    discoveryServiceType: LoadBalancer
    memberAccess: LoadBalancer
EOF

This will create the Hazelcast cluster and one LoadBalancer service for discovery and one LoadBalancer service for each pod.

For discoveryServiceType you can use:

  • LoadBalancer - will create an external LoadBalancer for discovery serivce;

  • NodePort - will expose the discovery service via NodePort.

For memberAccess you can use the following options:

  • LoadBalancer - lets the client access Hazelcast member with the LoadBalancer service;

  • NodePortNodeName - lets the client access Hazelcast member with the NodePort service and the node name;

  • NodePortExternalIP - lets the client access Hazelcast member with the NodePort service and the node external IP/hostname.

Verifying Hazelcast cluster

Check the cluster status by running the following command.

$ kubectl get hazelcast my-hazelcast
NAME        STATUS    MEMBERS
hazelcast   Running   3/3

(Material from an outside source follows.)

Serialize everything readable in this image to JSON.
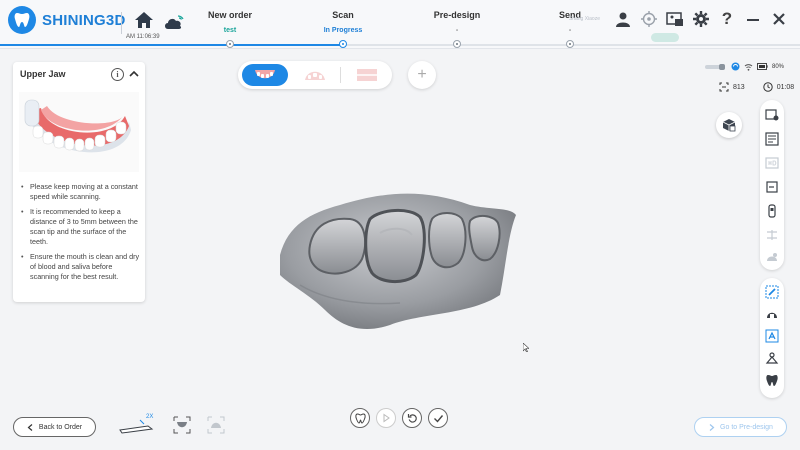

After verifying that the cluster is Running and all the members are ready (3/3), run the following command to find the discovery service address.

$ kubectl get service my-hazelcast
NAME           TYPE           CLUSTER-IP       EXTERNAL-IP       PORT(S)          AGE
hz-hazelcast   LoadBalancer   10.108.141.178   10.96.184.178     5701:31434/TCP   5m44s

The field EXTERNAL-IP is the address of your Hazelcast cluster.

Connecting with Hazelcast Client

Configure the Hazelcast client to connect to the cluster external address.

  • Java

  • NodeJS

  • Go

  • Python

ClientConfig config = new ClientConfig();
config.getNetworkConfig().addAddress("<EXTERNAL-IP>");
const { Client } = require('hazelcast-client');

const clientConfig = {
    network: {
        clusterMembers: [
            '<EXTERNAL-IP>'
        ]
    }
};
const client = await Client.newHazelcastClient(clientConfig);
import (
	"log"

	"github.com/hazelcast/hazelcast-go-client"
)

func main() {
	config := hazelcast.Config{}
	cc := &config.Cluster
	cc.Network.SetAddresses("<EXTERNAL-IP>")
	ctx := context.TODO()
	client, err := hazelcast.StartNewClientWithConfig(ctx, config)
	if err != nil {
		panic(err)
	}
}
import logging
import hazelcast

logging.basicConfig(level=logging.INFO)

client = hazelcast.HazelcastClient(
    cluster_members=["<EXTERNAL-IP>"],
    use_public_ip=True,
)

Now you can start the application.

  • Java

  • NodeJS

  • Go

  • Python

cd java
mvn package
java -jar target/*jar-with-dependencies*.jar
cd nodejs
npm install
npm start
cd go
go run main.go
cd python
pip install -r requirements.txt
python main.py

You should see the following output.

Successful connection!
Starting to fill the map with random entries.
Current map size: 2
Current map size: 3
Current map size: 4
Current map size: 5
Current map size: 6
Current map size: 7
Current map size: 8
Current map size: 9
Current map size: 10

Clean Up

To clean up the created resources remove the Hazelcast Custom Resource.

kubectl delete hazelcast my-hazelcast